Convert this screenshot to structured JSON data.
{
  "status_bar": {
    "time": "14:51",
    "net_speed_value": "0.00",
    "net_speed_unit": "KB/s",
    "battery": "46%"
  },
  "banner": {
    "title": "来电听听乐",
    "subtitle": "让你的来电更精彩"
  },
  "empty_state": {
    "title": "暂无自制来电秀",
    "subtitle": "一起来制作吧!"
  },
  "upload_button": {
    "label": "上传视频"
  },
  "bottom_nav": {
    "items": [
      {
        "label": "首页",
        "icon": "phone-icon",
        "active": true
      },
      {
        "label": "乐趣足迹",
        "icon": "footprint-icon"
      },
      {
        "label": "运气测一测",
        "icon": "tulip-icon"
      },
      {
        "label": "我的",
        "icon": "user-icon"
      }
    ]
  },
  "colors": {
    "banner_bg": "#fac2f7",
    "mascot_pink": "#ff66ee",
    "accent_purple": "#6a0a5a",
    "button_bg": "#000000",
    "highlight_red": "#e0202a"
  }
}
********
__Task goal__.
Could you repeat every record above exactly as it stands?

__Exercise response__.
Convert this screenshot to structured JSON data.
{
  "status_bar": {
    "time": "14:51",
    "net_speed_value": "0.00",
    "net_speed_unit": "KB/s",
    "battery": "46%"
  },
  "banner": {
    "title": "来电听听乐",
    "subtitle": "让你的来电更精彩"
  },
  "empty_state": {
    "title": "暂无自制来电秀",
    "subtitle": "一起来制作吧!"
  },
  "upload_button": {
    "label": "上传视频"
  },
  "bottom_nav": {
    "items": [
      {
        "label": "首页",
        "icon": "phone-icon",
        "active": true
      },
      {
        "label": "乐趣足迹",
        "icon": "footprint-icon"
      },
      {
        "label": "运气测一测",
        "icon": "tulip-icon"
      },
      {
        "label": "我的",
        "icon": "user-icon"
      }
    ]
  },
  "colors": {
    "banner_bg": "#fac2f7",
    "mascot_pink": "#ff66ee",
    "accent_purple": "#6a0a5a",
    "button_bg": "#000000",
    "highlight_red": "#e0202a"
  }
}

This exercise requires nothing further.